It might be tempting for me to think, oh well, I already achieved the dream of being a published author and making a living from my writing, why bother chasing another one? Here’s why I am so passionate about making this dream come true.
Because reading as a child changed me fundamentally as a human being and made me the writer I am today.
Because I am a mother, and therefore I read hundreds of books to my son and I SEE him changing with every one we read.
And because I am a mother, it would be my greatest joy and honour to be able to cuddle up with him in bed and read to him a book that I wrote myself.
Because I want my son to be able to read Australian stories written by Australian authors.
Because in my heart I am an educator (and former English teacher), and being able to read and write is the number one skill a human being can have to empower her to change her life. And literacy begins in the laps of the parents who read to their children.
And finally, and probably most pressingly, because I have scores of stories and characters bumbling around in my head who are desperate to get out there into the world!
So here I am, an aspiring author, working away invisibly alongside so many other aspiring authors, wanting to write the best books I can possibly create to bring the greatest gifts to the world.
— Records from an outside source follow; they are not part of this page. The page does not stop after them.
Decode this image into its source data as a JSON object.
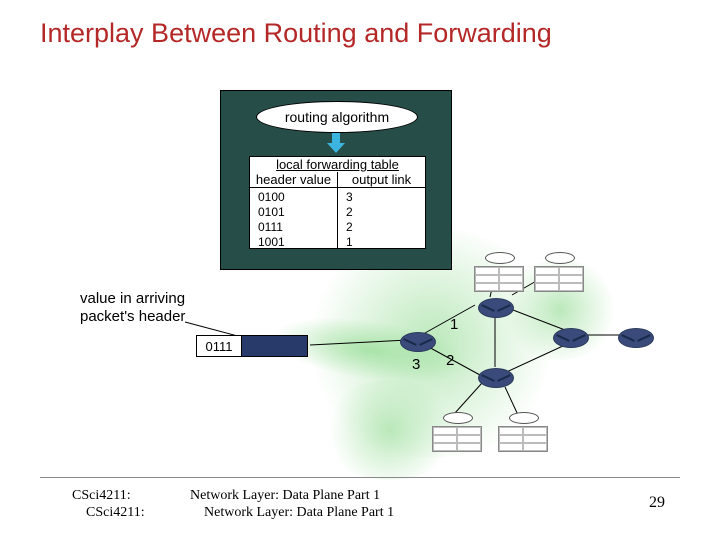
{
  "title": "Interplay Between Routing and Forwarding",
  "router_box": {
    "algorithm_label": "routing algorithm",
    "table": {
      "title": "local forwarding table",
      "col1_header": "header value",
      "col2_header": "output link",
      "rows": [
        {
          "header": "0100",
          "link": "3"
        },
        {
          "header": "0101",
          "link": "2"
        },
        {
          "header": "0111",
          "link": "2"
        },
        {
          "header": "1001",
          "link": "1"
        }
      ]
    }
  },
  "value_label_line1": "value in arriving",
  "value_label_line2": "packet's header",
  "packet_value": "0111",
  "ports": {
    "p1": "1",
    "p2": "2",
    "p3": "3"
  },
  "footer": {
    "left_line1": "CSci4211:",
    "left_line2": "CSci4211:",
    "center_line1": "Network Layer: Data Plane Part 1",
    "center_line2": "Network Layer: Data Plane Part 1",
    "page": "29"
  }
}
This is precisely why I write books: to make people feel good.
I love this story. From May this year, ‘Books on Prescription’ will begin in the UK, with doctors able to ‘prescribe’ a book to assist a patient and improve their mood. The books include both non-fiction and fiction, as well as poetry. It’s also hoped the scheme could help the struggling libraries. Win-win. How wonderful!
In the first couple of months after my baby was born, life was pretty insane in our house. Something I missed the most was reading and it was only when I began to learn how to get the reading time back into my life that I started to feel normal again. I always read before going to sleep, something that’s a very powerful mood producing activity for me. I literally feel stressed if I don’t have a good book nearby to delve into.
But it has to be the right kind of book. For me, there’s no point in reading something angst-ridden, violent, negative, sarcastic or miserable in order to feel better. Uplifting, comforting, engaging and fun–that’s what I want to read and that’s what I want to write.
My contemporary fiction novel, The Tea Chest, about three Australian women thrust together in a bid to sell tea to the English, will be out in 2014. And if you’re looking for something to make you feel good (a book that reads like a chocolate brownie tastes) then it might just be the book for you.